“The leadership at the top was unmatched. The leadership in the locker room was great,” Davison said.
He recalled that while Tommie Frazier and Scott Frost, who quarterbacked the Huskers to three national championships from 1994-97, were never named team captains, they were the first ones at practice and film watching sessions and the last to leave.
“They influenced all around them in a positive way. They set the example of hard work for the rest of us,” Davison said.
Need to Do the Right Things On and Off the Field
Another factor contributing to the Huskers’ success was the athletes doing the right things both on and off the field, he said.
“We did a good job of governing ourselves. We held each other accountable for our actions on and off the field. The athletes had the opportunity to decide what is accepted behavior and what is not. They had the opportunity to influence all socially in a positive way,” Davison said.
“The way we prepared for games separated Nebraska from other schools.

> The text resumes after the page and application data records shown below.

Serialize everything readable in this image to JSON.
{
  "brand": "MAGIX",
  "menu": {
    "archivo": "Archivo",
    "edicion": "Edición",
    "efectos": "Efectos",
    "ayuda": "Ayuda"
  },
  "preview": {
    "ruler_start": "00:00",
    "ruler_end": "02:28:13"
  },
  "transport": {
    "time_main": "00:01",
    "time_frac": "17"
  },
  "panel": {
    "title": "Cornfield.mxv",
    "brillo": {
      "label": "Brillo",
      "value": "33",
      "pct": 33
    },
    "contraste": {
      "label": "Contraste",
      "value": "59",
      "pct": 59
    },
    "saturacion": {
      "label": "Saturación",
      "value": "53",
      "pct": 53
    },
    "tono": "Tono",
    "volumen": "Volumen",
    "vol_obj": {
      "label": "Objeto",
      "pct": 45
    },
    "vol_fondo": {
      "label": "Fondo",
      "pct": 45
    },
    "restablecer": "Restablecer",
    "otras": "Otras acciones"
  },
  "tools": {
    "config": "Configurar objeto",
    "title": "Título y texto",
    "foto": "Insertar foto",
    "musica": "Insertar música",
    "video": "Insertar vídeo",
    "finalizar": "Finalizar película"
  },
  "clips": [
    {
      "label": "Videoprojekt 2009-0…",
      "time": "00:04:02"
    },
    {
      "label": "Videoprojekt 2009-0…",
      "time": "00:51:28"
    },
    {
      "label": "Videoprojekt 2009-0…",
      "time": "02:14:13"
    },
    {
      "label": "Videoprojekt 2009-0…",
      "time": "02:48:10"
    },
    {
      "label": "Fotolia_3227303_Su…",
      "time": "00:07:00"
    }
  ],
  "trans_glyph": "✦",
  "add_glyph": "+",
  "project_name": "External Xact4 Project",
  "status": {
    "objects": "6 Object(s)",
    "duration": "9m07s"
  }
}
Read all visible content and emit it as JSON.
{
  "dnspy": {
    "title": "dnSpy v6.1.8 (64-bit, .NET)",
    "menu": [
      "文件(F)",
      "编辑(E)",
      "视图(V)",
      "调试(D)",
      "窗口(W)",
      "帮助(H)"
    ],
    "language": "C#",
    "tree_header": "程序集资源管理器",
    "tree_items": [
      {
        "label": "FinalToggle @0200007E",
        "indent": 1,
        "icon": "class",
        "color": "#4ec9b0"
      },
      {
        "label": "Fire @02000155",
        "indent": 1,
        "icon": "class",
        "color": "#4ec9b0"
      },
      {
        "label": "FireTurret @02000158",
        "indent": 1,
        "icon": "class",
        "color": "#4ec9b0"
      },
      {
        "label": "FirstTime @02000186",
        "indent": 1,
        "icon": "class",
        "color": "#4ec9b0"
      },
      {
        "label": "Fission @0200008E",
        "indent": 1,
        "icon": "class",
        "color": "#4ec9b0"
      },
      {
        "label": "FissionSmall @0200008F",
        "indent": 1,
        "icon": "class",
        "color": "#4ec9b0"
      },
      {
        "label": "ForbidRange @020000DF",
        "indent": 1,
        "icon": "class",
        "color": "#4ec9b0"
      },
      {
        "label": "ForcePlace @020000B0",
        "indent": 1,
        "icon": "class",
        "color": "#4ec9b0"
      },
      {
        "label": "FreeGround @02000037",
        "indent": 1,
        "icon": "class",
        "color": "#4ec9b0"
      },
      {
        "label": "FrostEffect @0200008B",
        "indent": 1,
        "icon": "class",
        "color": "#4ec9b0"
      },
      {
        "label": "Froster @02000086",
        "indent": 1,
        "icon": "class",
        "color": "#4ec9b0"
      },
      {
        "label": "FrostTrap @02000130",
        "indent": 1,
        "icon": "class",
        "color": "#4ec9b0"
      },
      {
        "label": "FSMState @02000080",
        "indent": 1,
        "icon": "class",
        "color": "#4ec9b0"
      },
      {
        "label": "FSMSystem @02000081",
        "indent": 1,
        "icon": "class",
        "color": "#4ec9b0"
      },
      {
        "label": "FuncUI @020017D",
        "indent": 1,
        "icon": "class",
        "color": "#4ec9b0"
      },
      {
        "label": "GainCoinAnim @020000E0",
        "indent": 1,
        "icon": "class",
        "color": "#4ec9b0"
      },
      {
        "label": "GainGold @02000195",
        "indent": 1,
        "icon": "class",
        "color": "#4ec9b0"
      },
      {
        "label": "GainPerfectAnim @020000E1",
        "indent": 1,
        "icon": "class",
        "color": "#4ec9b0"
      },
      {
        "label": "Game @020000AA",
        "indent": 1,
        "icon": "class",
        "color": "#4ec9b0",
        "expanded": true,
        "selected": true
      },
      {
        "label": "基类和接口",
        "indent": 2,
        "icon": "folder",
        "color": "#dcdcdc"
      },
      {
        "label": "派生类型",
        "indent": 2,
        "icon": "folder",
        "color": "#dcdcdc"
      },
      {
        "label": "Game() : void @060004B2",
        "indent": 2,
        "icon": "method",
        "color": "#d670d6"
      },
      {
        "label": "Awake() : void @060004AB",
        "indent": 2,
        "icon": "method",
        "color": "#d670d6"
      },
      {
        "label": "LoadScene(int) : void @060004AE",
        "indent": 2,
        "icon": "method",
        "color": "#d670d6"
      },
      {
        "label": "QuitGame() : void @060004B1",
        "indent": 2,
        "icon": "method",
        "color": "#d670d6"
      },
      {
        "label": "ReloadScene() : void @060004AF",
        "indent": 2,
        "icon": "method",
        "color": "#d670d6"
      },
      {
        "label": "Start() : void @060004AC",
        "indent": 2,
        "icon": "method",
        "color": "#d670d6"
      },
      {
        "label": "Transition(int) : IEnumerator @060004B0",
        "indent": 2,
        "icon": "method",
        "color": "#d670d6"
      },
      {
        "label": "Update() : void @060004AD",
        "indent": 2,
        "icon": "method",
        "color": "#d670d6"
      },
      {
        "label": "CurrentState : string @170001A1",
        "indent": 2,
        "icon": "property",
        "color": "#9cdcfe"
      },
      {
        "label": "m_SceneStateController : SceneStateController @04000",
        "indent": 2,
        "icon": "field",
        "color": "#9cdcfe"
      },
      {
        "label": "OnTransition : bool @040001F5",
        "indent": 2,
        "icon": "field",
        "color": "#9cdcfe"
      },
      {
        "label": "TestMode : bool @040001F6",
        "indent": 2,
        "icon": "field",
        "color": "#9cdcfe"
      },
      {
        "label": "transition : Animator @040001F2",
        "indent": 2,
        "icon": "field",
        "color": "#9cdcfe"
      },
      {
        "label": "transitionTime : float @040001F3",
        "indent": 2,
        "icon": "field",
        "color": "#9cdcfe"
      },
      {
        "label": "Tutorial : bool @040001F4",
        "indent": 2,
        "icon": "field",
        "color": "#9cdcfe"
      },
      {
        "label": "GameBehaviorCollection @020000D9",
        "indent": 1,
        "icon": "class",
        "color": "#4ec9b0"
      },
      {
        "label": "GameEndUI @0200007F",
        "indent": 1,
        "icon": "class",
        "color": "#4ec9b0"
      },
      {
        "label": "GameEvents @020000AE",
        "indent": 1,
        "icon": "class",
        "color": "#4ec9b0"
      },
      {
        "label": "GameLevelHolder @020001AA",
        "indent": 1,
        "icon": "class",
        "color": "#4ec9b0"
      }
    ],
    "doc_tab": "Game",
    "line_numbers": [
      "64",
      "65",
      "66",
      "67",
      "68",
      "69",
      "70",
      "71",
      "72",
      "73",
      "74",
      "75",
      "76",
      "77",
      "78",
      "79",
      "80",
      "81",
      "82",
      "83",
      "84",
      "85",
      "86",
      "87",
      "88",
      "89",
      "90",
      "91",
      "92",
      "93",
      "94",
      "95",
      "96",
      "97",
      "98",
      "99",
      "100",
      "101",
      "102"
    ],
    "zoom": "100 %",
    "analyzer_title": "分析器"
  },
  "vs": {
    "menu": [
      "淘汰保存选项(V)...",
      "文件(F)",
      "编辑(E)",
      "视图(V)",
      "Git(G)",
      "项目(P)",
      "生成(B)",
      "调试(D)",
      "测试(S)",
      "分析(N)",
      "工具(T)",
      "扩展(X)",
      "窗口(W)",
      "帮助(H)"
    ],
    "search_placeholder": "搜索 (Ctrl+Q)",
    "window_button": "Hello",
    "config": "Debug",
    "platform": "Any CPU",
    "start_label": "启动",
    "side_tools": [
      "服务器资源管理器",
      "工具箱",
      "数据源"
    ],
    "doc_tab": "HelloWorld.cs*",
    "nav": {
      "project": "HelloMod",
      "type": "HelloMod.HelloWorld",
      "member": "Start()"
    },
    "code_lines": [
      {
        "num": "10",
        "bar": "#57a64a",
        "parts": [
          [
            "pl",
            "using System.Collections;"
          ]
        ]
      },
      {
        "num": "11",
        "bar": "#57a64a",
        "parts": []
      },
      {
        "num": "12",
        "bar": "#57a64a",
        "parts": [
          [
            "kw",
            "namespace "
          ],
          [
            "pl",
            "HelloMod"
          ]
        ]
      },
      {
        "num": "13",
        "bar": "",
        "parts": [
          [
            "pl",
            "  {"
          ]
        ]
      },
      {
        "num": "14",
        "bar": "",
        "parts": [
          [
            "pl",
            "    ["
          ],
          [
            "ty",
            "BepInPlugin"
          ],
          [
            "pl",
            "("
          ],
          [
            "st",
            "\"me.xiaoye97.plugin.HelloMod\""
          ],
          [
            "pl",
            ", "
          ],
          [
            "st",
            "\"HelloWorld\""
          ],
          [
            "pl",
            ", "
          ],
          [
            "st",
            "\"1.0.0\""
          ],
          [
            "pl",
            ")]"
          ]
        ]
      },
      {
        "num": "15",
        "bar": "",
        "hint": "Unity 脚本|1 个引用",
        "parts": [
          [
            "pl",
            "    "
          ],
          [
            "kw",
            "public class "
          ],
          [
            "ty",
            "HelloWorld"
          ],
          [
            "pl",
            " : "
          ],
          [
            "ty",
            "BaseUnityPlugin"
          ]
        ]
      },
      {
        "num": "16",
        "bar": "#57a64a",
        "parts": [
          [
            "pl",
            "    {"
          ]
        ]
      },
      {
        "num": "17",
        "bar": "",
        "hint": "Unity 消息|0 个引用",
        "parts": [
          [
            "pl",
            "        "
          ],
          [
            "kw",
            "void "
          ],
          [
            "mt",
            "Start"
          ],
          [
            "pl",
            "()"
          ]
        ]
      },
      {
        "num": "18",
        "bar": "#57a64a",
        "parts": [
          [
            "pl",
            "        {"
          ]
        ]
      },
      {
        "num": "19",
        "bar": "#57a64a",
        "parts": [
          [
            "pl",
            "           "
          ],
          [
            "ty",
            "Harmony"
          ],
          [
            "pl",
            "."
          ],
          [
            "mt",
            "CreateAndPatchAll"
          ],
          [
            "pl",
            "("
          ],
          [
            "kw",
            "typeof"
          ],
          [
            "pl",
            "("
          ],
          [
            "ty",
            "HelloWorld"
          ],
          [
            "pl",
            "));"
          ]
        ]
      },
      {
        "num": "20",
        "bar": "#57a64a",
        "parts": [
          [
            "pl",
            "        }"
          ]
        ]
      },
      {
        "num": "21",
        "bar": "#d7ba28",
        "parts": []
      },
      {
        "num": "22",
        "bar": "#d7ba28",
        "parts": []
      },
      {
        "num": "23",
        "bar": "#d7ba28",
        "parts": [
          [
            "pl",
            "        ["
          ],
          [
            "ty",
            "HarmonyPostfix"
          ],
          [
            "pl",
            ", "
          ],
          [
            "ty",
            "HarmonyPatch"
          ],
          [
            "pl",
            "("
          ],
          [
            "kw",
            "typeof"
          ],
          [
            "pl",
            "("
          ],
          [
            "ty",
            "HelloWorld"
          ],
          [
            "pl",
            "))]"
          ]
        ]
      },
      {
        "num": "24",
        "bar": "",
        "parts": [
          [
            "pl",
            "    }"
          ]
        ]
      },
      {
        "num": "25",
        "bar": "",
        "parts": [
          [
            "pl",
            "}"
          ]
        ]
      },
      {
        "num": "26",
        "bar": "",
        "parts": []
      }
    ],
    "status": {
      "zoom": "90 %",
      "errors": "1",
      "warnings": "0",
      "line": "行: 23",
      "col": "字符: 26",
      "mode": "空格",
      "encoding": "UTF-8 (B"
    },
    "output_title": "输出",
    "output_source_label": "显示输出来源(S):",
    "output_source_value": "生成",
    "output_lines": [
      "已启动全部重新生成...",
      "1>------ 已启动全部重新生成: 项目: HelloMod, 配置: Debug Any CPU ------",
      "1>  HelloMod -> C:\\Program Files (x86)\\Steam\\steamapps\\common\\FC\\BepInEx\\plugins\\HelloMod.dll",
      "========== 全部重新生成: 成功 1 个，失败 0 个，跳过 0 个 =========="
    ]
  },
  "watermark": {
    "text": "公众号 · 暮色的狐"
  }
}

That includes recruiting and offseason workouts,” he said.
Student-Athletes Learned Life Lessons
At Nebraska, Davison said the student-athletes are challenged to become involved in charity work and giving back to the community.
He said he has often thought of the influence Coach Tom Osborne had on himself and his Husker teammates.
“The perspective Coach Osborne gave us allowed us to excel. I realized there was a much bigger opportunity in front of me after I graduated. I learned life lessons I took with me when I left campus. They will always stay with me,” Davison said.
Started Creating Captains After Youth Football Camp
He said he was inspired to start Creating Captains after being asked to conduct a football camp for 100 high school boys in Pennsylvania in 2008.
”I taught what I learned from Coach Osborne about character, being a leader in your school and community and dealing with peer pressure. I want to do a lot to prevent bullying. I don’t like bullying,” Davison said.
Addresses Bulldog Student-Athletes Who Attended
He told Auburn Bulldog student athletes who attended only a few plays will decide who wins a game. Student-athletes should use self evaluation, such as did you do all you could to prepare yourself for the big moments in the games. Nervousness comes from not being prepared, Davison said.
“You will all face big decisions. You need to make decisions now how you will handle big decisions in the game and in life,” he said.
Regardless of whether it is junior high, high school, small college, Bowl Championship Series or the NFL, football is a tough game for tough boys and men, Davison said.
He said he still follows the Husker football team despite playing his last game more than a decade ago.
“The Big Ten is a physical conference. It demands you be tough. You need to put in the hard work to give you the opportunity to win,” Davison said.
While he has had a lot of experiences in his life, Davison said the best year of his life was his senior year at Tecumseh High School, 1996-97.
“I was fortunate. I had a lot of fun. I urge you to take on a leadership role in school and look upon it as an opportunity,” he said to the student-athletes.